_ASSIGNED TASK:_ For every entry, output the exact wording.

(Stored data entries)

--------------------

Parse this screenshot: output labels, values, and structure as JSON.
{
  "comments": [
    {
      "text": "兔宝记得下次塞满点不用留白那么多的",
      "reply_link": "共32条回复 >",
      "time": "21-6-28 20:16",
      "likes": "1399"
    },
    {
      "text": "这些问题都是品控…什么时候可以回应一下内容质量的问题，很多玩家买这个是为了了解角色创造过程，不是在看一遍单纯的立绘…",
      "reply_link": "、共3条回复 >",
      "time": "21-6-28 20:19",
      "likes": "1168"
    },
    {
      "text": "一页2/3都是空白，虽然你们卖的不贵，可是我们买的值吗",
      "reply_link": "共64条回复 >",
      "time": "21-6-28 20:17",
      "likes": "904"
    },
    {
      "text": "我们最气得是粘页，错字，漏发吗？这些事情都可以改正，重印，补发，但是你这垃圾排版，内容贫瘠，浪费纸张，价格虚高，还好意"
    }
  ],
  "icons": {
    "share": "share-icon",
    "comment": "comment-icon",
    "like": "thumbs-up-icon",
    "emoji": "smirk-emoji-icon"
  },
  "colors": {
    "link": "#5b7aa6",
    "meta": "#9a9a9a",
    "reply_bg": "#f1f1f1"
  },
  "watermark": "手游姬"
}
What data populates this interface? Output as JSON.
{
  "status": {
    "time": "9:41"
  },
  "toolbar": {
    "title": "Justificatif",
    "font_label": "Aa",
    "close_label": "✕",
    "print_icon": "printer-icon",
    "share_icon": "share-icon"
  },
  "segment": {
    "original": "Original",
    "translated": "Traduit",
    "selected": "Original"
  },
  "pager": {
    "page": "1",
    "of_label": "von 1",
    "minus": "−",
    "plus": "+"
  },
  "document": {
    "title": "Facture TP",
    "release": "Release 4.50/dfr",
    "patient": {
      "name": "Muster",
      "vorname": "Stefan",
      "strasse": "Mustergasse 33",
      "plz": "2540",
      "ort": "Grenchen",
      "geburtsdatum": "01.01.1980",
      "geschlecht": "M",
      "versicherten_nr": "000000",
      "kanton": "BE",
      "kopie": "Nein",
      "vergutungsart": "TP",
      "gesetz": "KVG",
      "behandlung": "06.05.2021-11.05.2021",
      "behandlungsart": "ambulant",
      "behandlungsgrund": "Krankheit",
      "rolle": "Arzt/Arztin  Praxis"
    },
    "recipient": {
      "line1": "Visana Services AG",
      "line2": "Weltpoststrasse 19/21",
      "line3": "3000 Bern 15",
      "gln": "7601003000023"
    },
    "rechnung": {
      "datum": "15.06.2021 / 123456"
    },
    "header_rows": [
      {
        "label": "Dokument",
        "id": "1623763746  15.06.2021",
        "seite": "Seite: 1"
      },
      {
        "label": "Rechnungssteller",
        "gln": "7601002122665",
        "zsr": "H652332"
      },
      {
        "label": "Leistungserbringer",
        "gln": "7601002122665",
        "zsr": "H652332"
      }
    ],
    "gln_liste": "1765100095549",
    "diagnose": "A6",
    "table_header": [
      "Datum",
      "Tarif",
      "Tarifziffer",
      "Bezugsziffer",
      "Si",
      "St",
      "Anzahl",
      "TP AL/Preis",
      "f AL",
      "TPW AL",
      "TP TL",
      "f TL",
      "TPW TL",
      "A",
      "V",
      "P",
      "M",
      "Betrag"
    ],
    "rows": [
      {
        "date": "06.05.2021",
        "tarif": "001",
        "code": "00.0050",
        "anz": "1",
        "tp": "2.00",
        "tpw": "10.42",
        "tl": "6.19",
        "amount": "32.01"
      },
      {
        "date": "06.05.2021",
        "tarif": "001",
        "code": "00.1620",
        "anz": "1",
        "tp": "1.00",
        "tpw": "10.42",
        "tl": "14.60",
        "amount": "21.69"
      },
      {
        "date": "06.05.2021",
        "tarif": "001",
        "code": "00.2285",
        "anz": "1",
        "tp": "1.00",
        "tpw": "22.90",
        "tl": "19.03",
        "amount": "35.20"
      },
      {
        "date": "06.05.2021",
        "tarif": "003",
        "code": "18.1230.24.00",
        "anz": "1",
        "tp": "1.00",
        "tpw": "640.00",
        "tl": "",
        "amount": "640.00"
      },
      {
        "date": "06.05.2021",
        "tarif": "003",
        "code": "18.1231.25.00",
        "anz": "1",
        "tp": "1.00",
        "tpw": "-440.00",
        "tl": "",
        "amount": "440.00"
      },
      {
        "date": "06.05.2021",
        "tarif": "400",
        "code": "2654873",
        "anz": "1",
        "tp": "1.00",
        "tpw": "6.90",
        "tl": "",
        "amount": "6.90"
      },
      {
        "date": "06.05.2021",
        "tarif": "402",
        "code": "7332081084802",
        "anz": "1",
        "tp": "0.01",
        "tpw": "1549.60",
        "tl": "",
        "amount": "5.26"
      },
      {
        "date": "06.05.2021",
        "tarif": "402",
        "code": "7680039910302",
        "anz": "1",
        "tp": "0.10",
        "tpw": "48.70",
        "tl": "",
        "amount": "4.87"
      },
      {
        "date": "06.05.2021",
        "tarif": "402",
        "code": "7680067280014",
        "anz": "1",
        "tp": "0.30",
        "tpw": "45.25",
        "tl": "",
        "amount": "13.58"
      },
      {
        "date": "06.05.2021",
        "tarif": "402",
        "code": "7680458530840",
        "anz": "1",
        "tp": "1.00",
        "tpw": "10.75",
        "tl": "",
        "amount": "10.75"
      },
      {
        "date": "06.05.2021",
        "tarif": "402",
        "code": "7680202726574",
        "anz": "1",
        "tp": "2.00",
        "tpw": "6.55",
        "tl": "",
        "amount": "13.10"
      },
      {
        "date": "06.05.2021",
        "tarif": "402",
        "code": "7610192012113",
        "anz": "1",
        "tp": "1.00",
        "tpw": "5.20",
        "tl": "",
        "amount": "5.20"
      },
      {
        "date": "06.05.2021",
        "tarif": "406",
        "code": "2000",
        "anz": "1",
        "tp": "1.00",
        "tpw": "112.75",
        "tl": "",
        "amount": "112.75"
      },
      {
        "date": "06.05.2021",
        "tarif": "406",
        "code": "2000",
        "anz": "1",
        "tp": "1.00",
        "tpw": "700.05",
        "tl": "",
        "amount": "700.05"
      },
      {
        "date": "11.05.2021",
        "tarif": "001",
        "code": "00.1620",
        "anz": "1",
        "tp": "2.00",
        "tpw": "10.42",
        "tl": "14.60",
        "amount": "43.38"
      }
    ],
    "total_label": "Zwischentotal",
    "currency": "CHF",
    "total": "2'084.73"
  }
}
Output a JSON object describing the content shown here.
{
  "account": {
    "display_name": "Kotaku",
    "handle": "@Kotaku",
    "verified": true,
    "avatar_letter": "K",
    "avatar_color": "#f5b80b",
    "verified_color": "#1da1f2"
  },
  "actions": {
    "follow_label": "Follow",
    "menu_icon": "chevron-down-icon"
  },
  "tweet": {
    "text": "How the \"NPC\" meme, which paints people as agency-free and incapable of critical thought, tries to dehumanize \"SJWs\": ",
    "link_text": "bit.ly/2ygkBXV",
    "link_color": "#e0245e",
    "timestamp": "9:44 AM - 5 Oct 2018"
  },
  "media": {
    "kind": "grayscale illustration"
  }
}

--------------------

_WRITTEN ANSWER:_
Parse this screenshot: output labels, values, and structure as JSON.
{
  "comments": [
    {
      "text": "兔宝记得下次塞满点不用留白那么多的",
      "reply_link": "共32条回复 >",
      "time": "21-6-28 20:16",
      "likes": "1399"
    },
    {
      "text": "这些问题都是品控…什么时候可以回应一下内容质量的问题，很多玩家买这个是为了了解角色创造过程，不是在看一遍单纯的立绘…",
      "reply_link": "、共3条回复 >",
      "time": "21-6-28 20:19",
      "likes": "1168"
    },
    {
      "text": "一页2/3都是空白，虽然你们卖的不贵，可是我们买的值吗",
      "reply_link": "共64条回复 >",
      "time": "21-6-28 20:17",
      "likes": "904"
    },
    {
      "text": "我们最气得是粘页，错字，漏发吗？这些事情都可以改正，重印，补发，但是你这垃圾排版，内容贫瘠，浪费纸张，价格虚高，还好意"
    }
  ],
  "icons": {
    "share": "share-icon",
    "comment": "comment-icon",
    "like": "thumbs-up-icon",
    "emoji": "smirk-emoji-icon"
  },
  "colors": {
    "link": "#5b7aa6",
    "meta": "#9a9a9a",
    "reply_bg": "#f1f1f1"
  },
  "watermark": "手游姬"
}
What data populates this interface? Output as JSON.
{
  "status": {
    "time": "9:41"
  },
  "toolbar": {
    "title": "Justificatif",
    "font_label": "Aa",
    "close_label": "✕",
    "print_icon": "printer-icon",
    "share_icon": "share-icon"
  },
  "segment": {
    "original": "Original",
    "translated": "Traduit",
    "selected": "Original"
  },
  "pager": {
    "page": "1",
    "of_label": "von 1",
    "minus": "−",
    "plus": "+"
  },
  "document": {
    "title": "Facture TP",
    "release": "Release 4.50/dfr",
    "patient": {
      "name": "Muster",
      "vorname": "Stefan",
      "strasse": "Mustergasse 33",
      "plz": "2540",
      "ort": "Grenchen",
      "geburtsdatum": "01.01.1980",
      "geschlecht": "M",
      "versicherten_nr": "000000",
      "kanton": "BE",
      "kopie": "Nein",
      "vergutungsart": "TP",
      "gesetz": "KVG",
      "behandlung": "06.05.2021-11.05.2021",
      "behandlungsart": "ambulant",
      "behandlungsgrund": "Krankheit",
      "rolle": "Arzt/Arztin  Praxis"
    },
    "recipient": {
      "line1": "Visana Services AG",
      "line2": "Weltpoststrasse 19/21",
      "line3": "3000 Bern 15",
      "gln": "7601003000023"
    },
    "rechnung": {
      "datum": "15.06.2021 / 123456"
    },
    "header_rows": [
      {
        "label": "Dokument",
        "id": "1623763746  15.06.2021",
        "seite": "Seite: 1"
      },
      {
        "label": "Rechnungssteller",
        "gln": "7601002122665",
        "zsr": "H652332"
      },
      {
        "label": "Leistungserbringer",
        "gln": "7601002122665",
        "zsr": "H652332"
      }
    ],
    "gln_liste": "1765100095549",
    "diagnose": "A6",
    "table_header": [
      "Datum",
      "Tarif",
      "Tarifziffer",
      "Bezugsziffer",
      "Si",
      "St",
      "Anzahl",
      "TP AL/Preis",
      "f AL",
      "TPW AL",
      "TP TL",
      "f TL",
      "TPW TL",
      "A",
      "V",
      "P",
      "M",
      "Betrag"
    ],
    "rows": [
      {
        "date": "06.05.2021",
        "tarif": "001",
        "code": "00.0050",
        "anz": "1",
        "tp": "2.00",
        "tpw": "10.42",
        "tl": "6.19",
        "amount": "32.01"
      },
      {
        "date": "06.05.2021",
        "tarif": "001",
        "code": "00.1620",
        "anz": "1",
        "tp": "1.00",
        "tpw": "10.42",
        "tl": "14.60",
        "amount": "21.69"
      },
      {
        "date": "06.05.2021",
        "tarif": "001",
        "code": "00.2285",
        "anz": "1",
        "tp": "1.00",
        "tpw": "22.90",
        "tl": "19.03",
        "amount": "35.20"
      },
      {
        "date": "06.05.2021",
        "tarif": "003",
        "code": "18.1230.24.00",
        "anz": "1",
        "tp": "1.00",
        "tpw": "640.00",
        "tl": "",
        "amount": "640.00"
      },
      {
        "date": "06.05.2021",
        "tarif": "003",
        "code": "18.1231.25.00",
        "anz": "1",
        "tp": "1.00",
        "tpw": "-440.00",
        "tl": "",
        "amount": "440.00"
      },
      {
        "date": "06.05.2021",
        "tarif": "400",
        "code": "2654873",
        "anz": "1",
        "tp": "1.00",
        "tpw": "6.90",
        "tl": "",
        "amount": "6.90"
      },
      {
        "date": "06.05.2021",
        "tarif": "402",
        "code": "7332081084802",
        "anz": "1",
        "tp": "0.01",
        "tpw": "1549.60",
        "tl": "",
        "amount": "5.26"
      },
      {
        "date": "06.05.2021",
        "tarif": "402",
        "code": "7680039910302",
        "anz": "1",
        "tp": "0.10",
        "tpw": "48.70",
        "tl": "",
        "amount": "4.87"
      },
      {
        "date": "06.05.2021",
        "tarif": "402",
        "code": "7680067280014",
        "anz": "1",
        "tp": "0.30",
        "tpw": "45.25",
        "tl": "",
        "amount": "13.58"
      },
      {
        "date": "06.05.2021",
        "tarif": "402",
        "code": "7680458530840",
        "anz": "1",
        "tp": "1.00",
        "tpw": "10.75",
        "tl": "",
        "amount": "10.75"
      },
      {
        "date": "06.05.2021",
        "tarif": "402",
        "code": "7680202726574",
        "anz": "1",
        "tp": "2.00",
        "tpw": "6.55",
        "tl": "",
        "amount": "13.10"
      },
      {
        "date": "06.05.2021",
        "tarif": "402",
        "code": "7610192012113",
        "anz": "1",
        "tp": "1.00",
        "tpw": "5.20",
        "tl": "",
        "amount": "5.20"
      },
      {
        "date": "06.05.2021",
        "tarif": "406",
        "code": "2000",
        "anz": "1",
        "tp": "1.00",
        "tpw": "112.75",
        "tl": "",
        "amount": "112.75"
      },
      {
        "date": "06.05.2021",
        "tarif": "406",
        "code": "2000",
        "anz": "1",
        "tp": "1.00",
        "tpw": "700.05",
        "tl": "",
        "amount": "700.05"
      },
      {
        "date": "11.05.2021",
        "tarif": "001",
        "code": "00.1620",
        "anz": "1",
        "tp": "2.00",
        "tpw": "10.42",
        "tl": "14.60",
        "amount": "43.38"
      }
    ],
    "total_label": "Zwischentotal",
    "currency": "CHF",
    "total": "2'084.73"
  }
}
Output a JSON object describing the content shown here.
{
  "account": {
    "display_name": "Kotaku",
    "handle": "@Kotaku",
    "verified": true,
    "avatar_letter": "K",
    "avatar_color": "#f5b80b",
    "verified_color": "#1da1f2"
  },
  "actions": {
    "follow_label": "Follow",
    "menu_icon": "chevron-down-icon"
  },
  "tweet": {
    "text": "How the \"NPC\" meme, which paints people as agency-free and incapable of critical thought, tries to dehumanize \"SJWs\": ",
    "link_text": "bit.ly/2ygkBXV",
    "link_color": "#e0245e",
    "timestamp": "9:44 AM - 5 Oct 2018"
  },
  "media": {
    "kind": "grayscale illustration"
  }
}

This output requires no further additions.